“For many years, the Brigade of Gurkhas have shown bravery, commitment and dedication in serving this country, and continue to do so on operations today.
“This Government has done more for Gurkhas than any other. It was the first Government to grant settlement to Gurkhas and the first to equalise pay and pensions, with over 6,000 former Gurkhas and their families already given the right to live in the UK. In April we took steps to increase the number of Gurkhas eligible to come to this country by 4,000 or, including families, 10,000 people.
“The House of Commons has now expressed a clear view that all Gurkhas should be entitled to settle in the United Kingdom if that is what they wish.
“This Government respects the will of the House of Commons and recognises the strong feeling and public support for this cause. Consequently, we have announced today that all former Gurkhas who served for longer than four years will be eligible to apply for settlement in the United Kingdom. They will also be entitled to bring their spouses and dependent minor children. There will be no time limit on applications.
“This scheme recognises the unique nature of the service given to the UK by the Brigade of Gurkhas and is offered to them on an exceptional basis.
“We believe that in announcing the new policy today, we have met their concerns and those of Parliament.”

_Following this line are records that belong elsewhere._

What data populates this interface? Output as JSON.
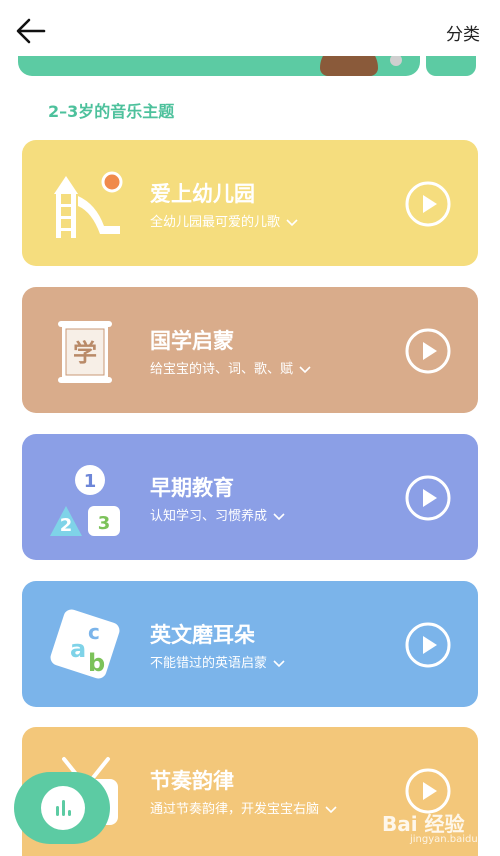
{
  "header": {
    "back_icon": "arrow-left-icon",
    "category_label": "分类"
  },
  "section": {
    "title": "2–3岁的音乐主题"
  },
  "cards": [
    {
      "title": "爱上幼儿园",
      "subtitle": "全幼儿园最可爱的儿歌",
      "color": "#f5dd7e",
      "icon": "slide-icon"
    },
    {
      "title": "国学启蒙",
      "subtitle": "给宝宝的诗、词、歌、赋",
      "color": "#d9ac8b",
      "icon": "scroll-icon"
    },
    {
      "title": "早期教育",
      "subtitle": "认知学习、习惯养成",
      "color": "#8b9fe6",
      "icon": "number-blocks-icon"
    },
    {
      "title": "英文磨耳朵",
      "subtitle": "不能错过的英语启蒙",
      "color": "#7bb4ea",
      "icon": "abc-block-icon"
    },
    {
      "title": "节奏韵律",
      "subtitle": "通过节奏韵律，开发宝宝右脑",
      "color": "#f3c77a",
      "icon": "tv-icon"
    }
  ],
  "fab": {
    "icon": "equalizer-icon"
  },
  "watermark": {
    "brand": "Bai  经验",
    "url": "jingyan.baidu.com"
  },
  "colors": {
    "accent": "#5ccba3",
    "section_title": "#4dc19c"
  }
}
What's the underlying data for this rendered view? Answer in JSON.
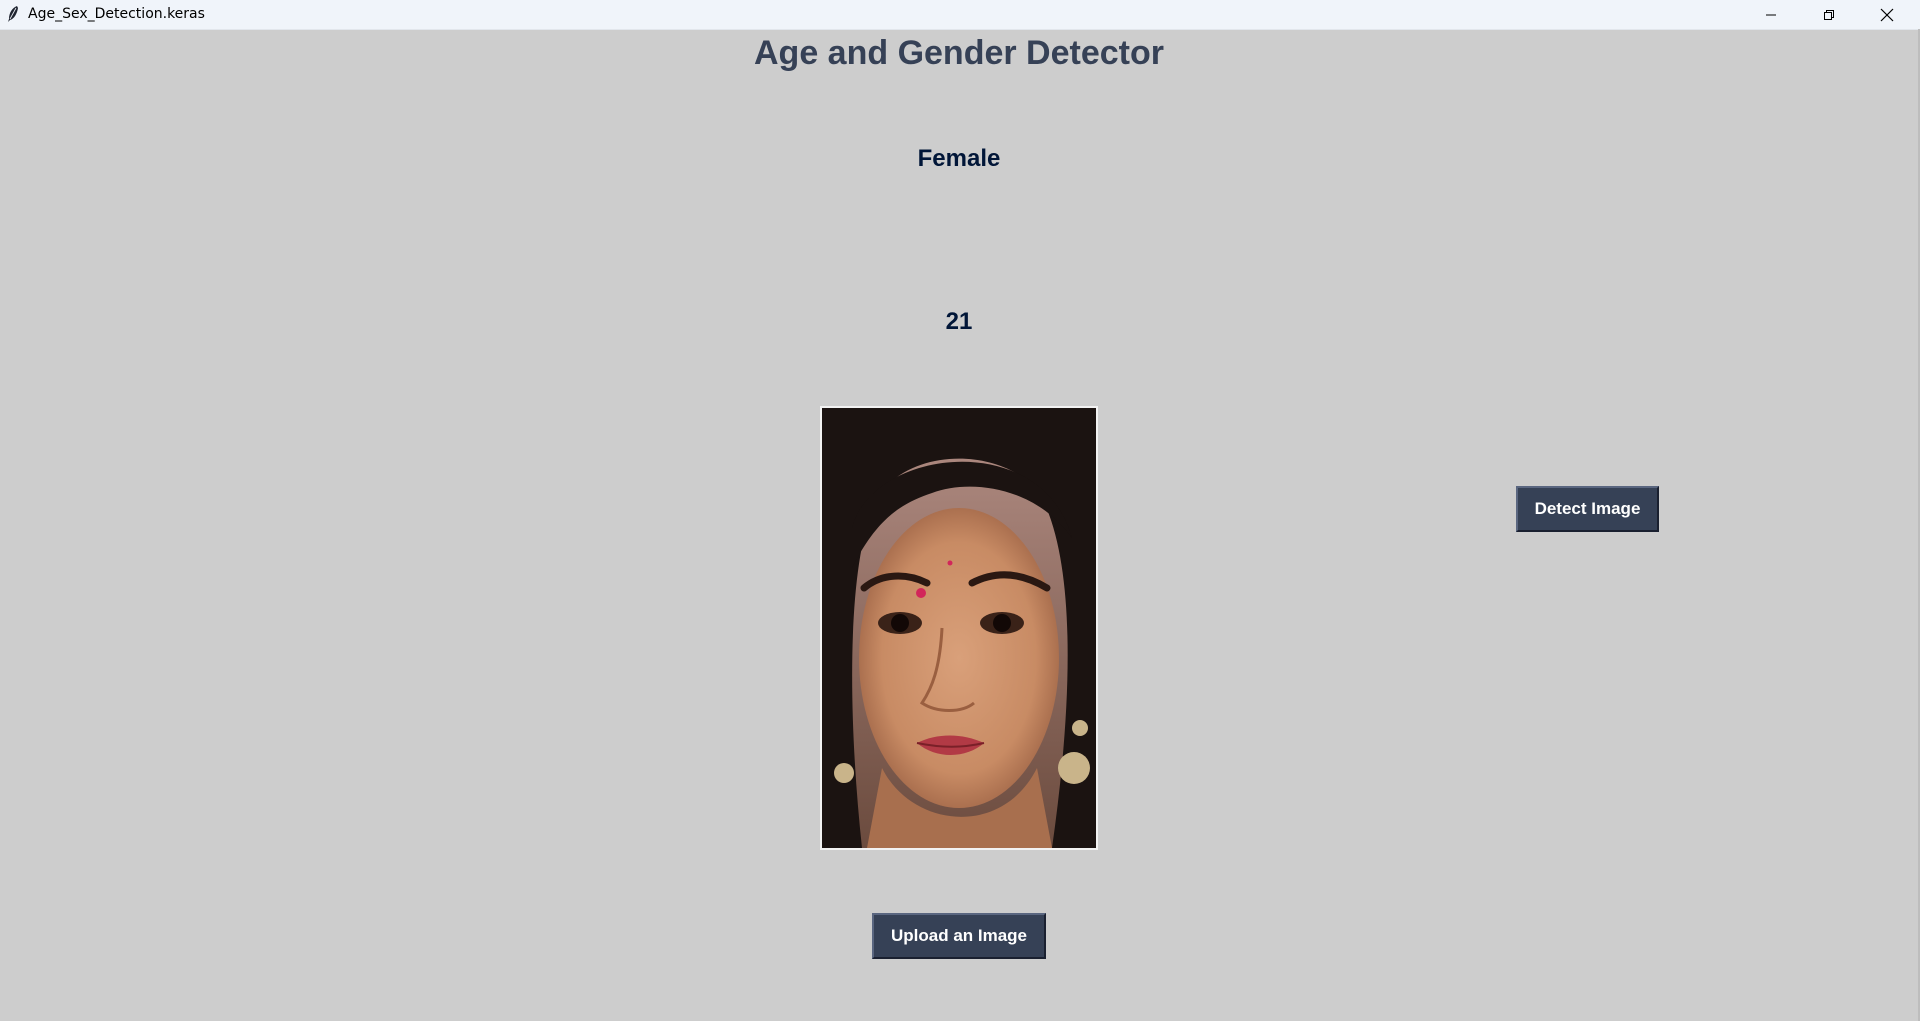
{
  "window": {
    "title": "Age_Sex_Detection.keras",
    "icon": "feather-icon",
    "controls": [
      "minimize-icon",
      "restore-icon",
      "close-icon"
    ]
  },
  "app": {
    "heading": "Age and Gender Detector",
    "gender_result": "Female",
    "age_result": "21",
    "detect_button_label": "Detect Image",
    "upload_button_label": "Upload an Image"
  },
  "colors": {
    "background": "#cdcdcd",
    "heading": "#364156",
    "result_text": "#011638",
    "button_bg": "#364156",
    "button_text": "#ffffff"
  }
}
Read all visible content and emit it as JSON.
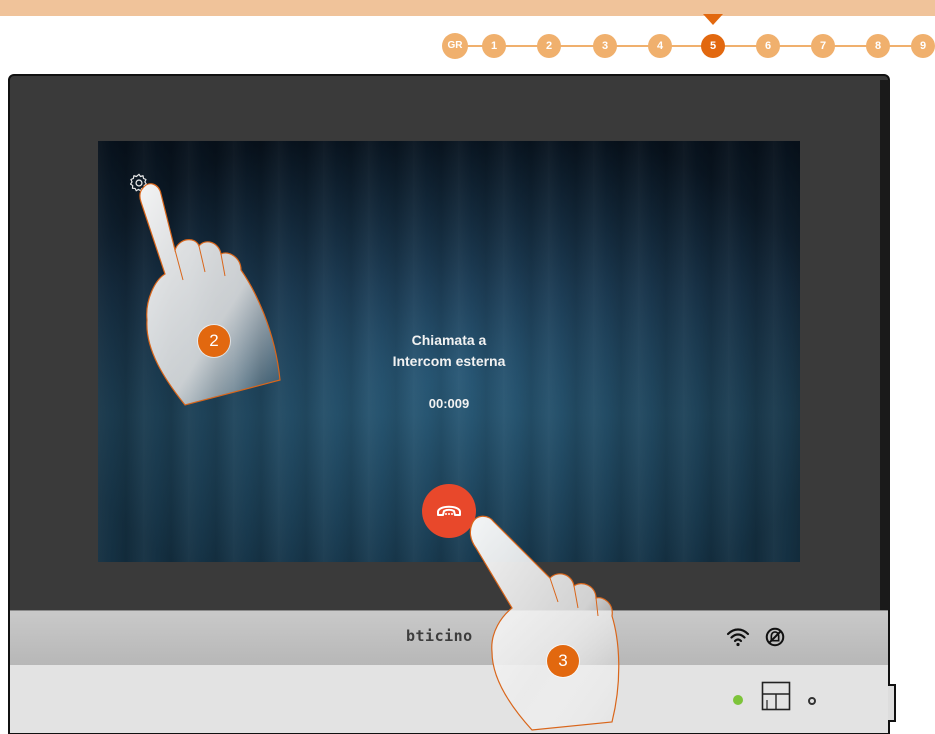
{
  "steps": {
    "items": [
      "GR",
      "1",
      "2",
      "3",
      "4",
      "5",
      "6",
      "7",
      "8",
      "9"
    ],
    "active": "5"
  },
  "screen": {
    "call_line1": "Chiamata a",
    "call_line2": "Intercom esterna",
    "timer": "00:009"
  },
  "device": {
    "brand": "bticino"
  },
  "annotations": {
    "hand_2_label": "2",
    "hand_3_label": "3"
  },
  "icons": {
    "settings": "gear-icon",
    "hangup": "phone-hangup-icon",
    "wifi": "wifi-icon",
    "mute": "bell-off-icon",
    "layout": "window-icon"
  },
  "colors": {
    "accent": "#e2680f",
    "step_inactive": "#f0b06d",
    "hangup": "#e8482b",
    "led": "#7dc43a"
  }
}
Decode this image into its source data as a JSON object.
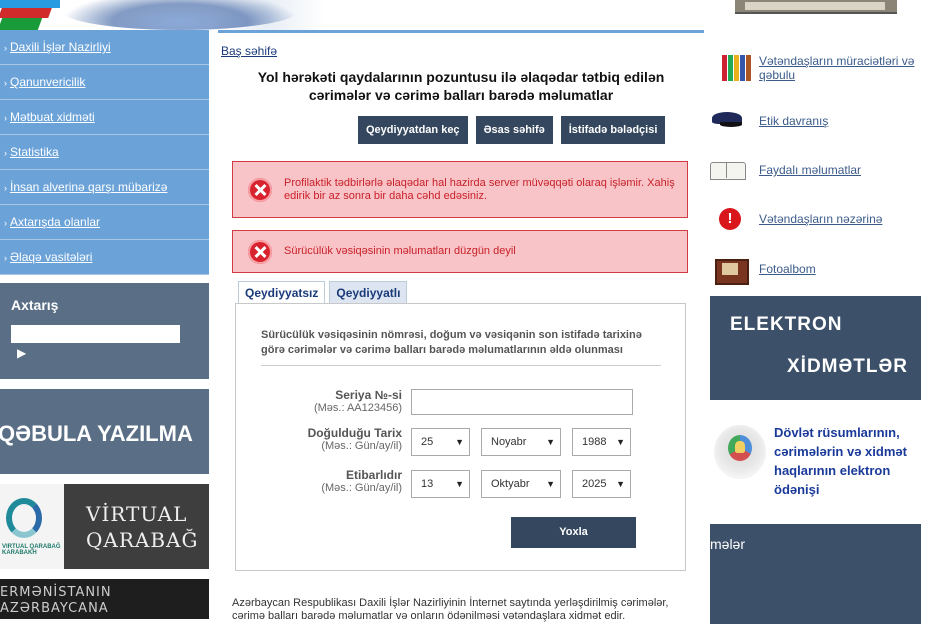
{
  "sidebar": {
    "items": [
      {
        "label": "Daxili İşlər Nazirliyi"
      },
      {
        "label": "Qanunvericilik"
      },
      {
        "label": "Mətbuat xidməti"
      },
      {
        "label": "Statistika"
      },
      {
        "label": "İnsan alverinə qarşı mübarizə"
      },
      {
        "label": "Axtarışda olanlar"
      },
      {
        "label": "Əlaqə vasitələri"
      }
    ],
    "search_title": "Axtarış",
    "search_button": "▶",
    "banner_qebula": "QƏBULA YAZILMA",
    "banner_virtual_line1": "VİRTUAL",
    "banner_virtual_line2": "QARABAĞ",
    "banner_virtual_logo": "VIRTUAL QARABAĞ KARABAKH",
    "banner_ermen_line1": "ERMƏNİSTANIN",
    "banner_ermen_line2": "AZƏRBAYCANA"
  },
  "main": {
    "breadcrumb": "Baş səhifə",
    "title": "Yol hərəkəti qaydalarının pozuntusu ilə əlaqədar tətbiq edilən cərimələr və cərimə balları barədə məlumatlar",
    "buttons": {
      "register": "Qeydiyyatdan keç",
      "home": "Əsas səhifə",
      "guide": "İstifadə bələdçisi"
    },
    "errors": {
      "server": "Profilaktik tədbirlərlə əlaqədar hal hazirda server müvəqqəti olaraq işləmir. Xahiş edirik bir az sonra bir daha cəhd edəsiniz.",
      "license": "Sürücülük vəsiqəsinin məlumatları düzgün deyil"
    },
    "tabs": {
      "unregistered": "Qeydiyyatsız",
      "registered": "Qeydiyyatlı"
    },
    "form": {
      "description": "Sürücülük vəsiqəsinin nömrəsi, doğum və vəsiqənin son istifadə tarixinə görə cərimələr və cərimə balları barədə məlumatlarının əldə olunması",
      "series_label": "Seriya №-si",
      "series_hint": "(Məs.: AA123456)",
      "series_value": "",
      "birth_label": "Doğulduğu Tarix",
      "birth_hint": "(Məs.: Gün/ay/il)",
      "birth_day": "25",
      "birth_month": "Noyabr",
      "birth_year": "1988",
      "valid_label": "Etibarlıdır",
      "valid_hint": "(Məs.: Gün/ay/il)",
      "valid_day": "13",
      "valid_month": "Oktyabr",
      "valid_year": "2025",
      "submit": "Yoxla"
    },
    "footer": "Azərbaycan Respublikası Daxili İşlər Nazirliyinin İnternet saytında yerləşdirilmiş cərimələr, cərimə balları barədə məlumatlar və onların ödənilməsi vətəndaşlara xidmət edir."
  },
  "right": {
    "links": [
      {
        "label": "Vətəndaşların müraciətləri və qəbulu",
        "icon": "books-icon"
      },
      {
        "label": "Etik davranış",
        "icon": "police-cap-icon"
      },
      {
        "label": "Faydalı məlumatlar",
        "icon": "open-book-icon"
      },
      {
        "label": "Vətəndaşların nəzərinə",
        "icon": "exclamation-icon"
      },
      {
        "label": "Fotoalbom",
        "icon": "photo-icon"
      }
    ],
    "elektron_line1": "ELEKTRON",
    "elektron_line2": "XİDMƏTLƏR",
    "dovlet_text": "Dövlət rüsumlarının, cərimələrin və xidmət haqlarının elektron ödənişi",
    "partial_text": "mələr"
  },
  "colors": {
    "nav_blue": "#6ba3d9",
    "dark_slate": "#34475e",
    "error_bg": "#f9c4c7",
    "error_red": "#c8202a",
    "link_blue": "#3b5b8a"
  }
}
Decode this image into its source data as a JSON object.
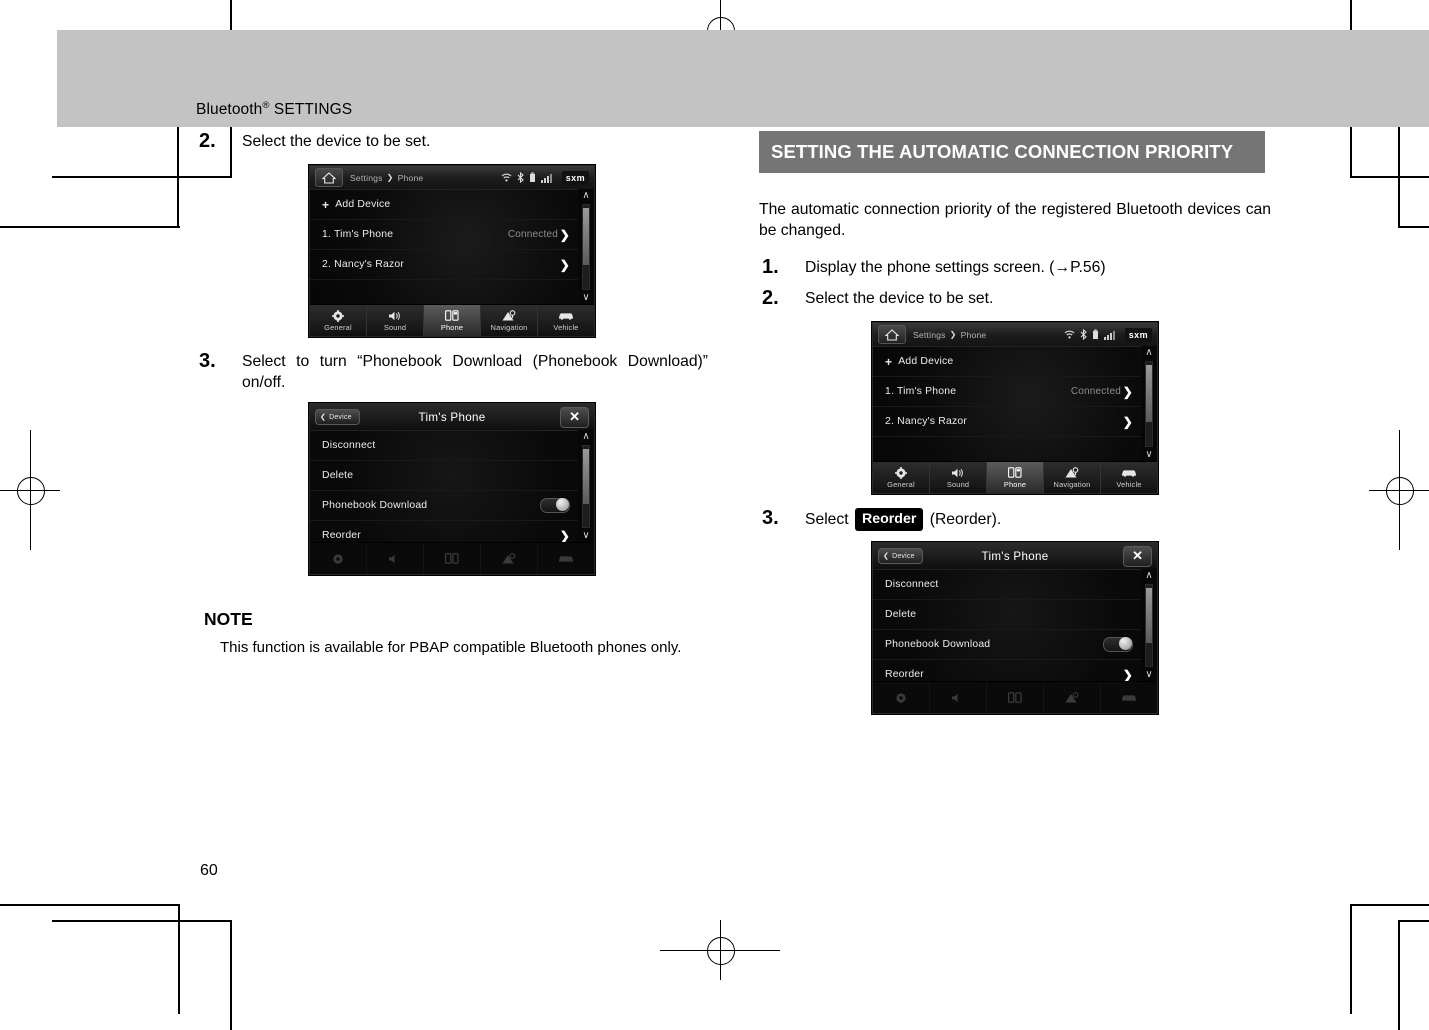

The Gurkha Justice Campaign seems to be making some headway thanks to the splendid efforts of the actress and leading activist Joanna Lumley. She is reported to have had an encouraging meeting with the Prime Minister yesterday after which she pinned her hopes on the belief that Gordon Brown is a man of integrity. On that particular point I am inclined to agree with her. However, I am also of the opinion that he is badly advised and surrounded by a cabinet and staff that I wouldn’t employ as tea boys.
Then today Joanna is reported to have “ambushed” Immigration Minister Phil Woollass as he was about to give a press conference. Apparently they then had a private discussion and spoke to the press afterwards as you can see and hear on this video at the BBC News website.
I daresay that the private discussion was of the “full and frank” variety. One rarely sees a government minister looking so much like the naughty schoolboy being put straight by the headmistress.
It seems to me that The Government continues to drag its feet on this issue. If those who fought, and were prepared to die, for the United Kingdon should be allowed to live in the UK, if they want to, what does it matter whether they retired fron the Brigade of Gurkhas before or after 1997. Why is The Government still going ahead with reviewing 1,500 cases – this is irrelevant – and why, after the review, are they intending to drag the whole thing out even further by revising the rules that they announced only days ago. It is all unnecessary because ALL retired Gurkhas should be entitled to live in the UK with their close families as of immediately. No ifs, buts or maybes, no bureaucratic feet dragging, no long-winded administrative nonsense from the Civil Service and the lawyers and the rest of the parasites. This was, in effect, the solution that was voted for by our representatives in Parliament only last week. Just do it!
UK Parliamentary Cycling Group finds out about cycling in The Netherlands (see video here) in April 2009.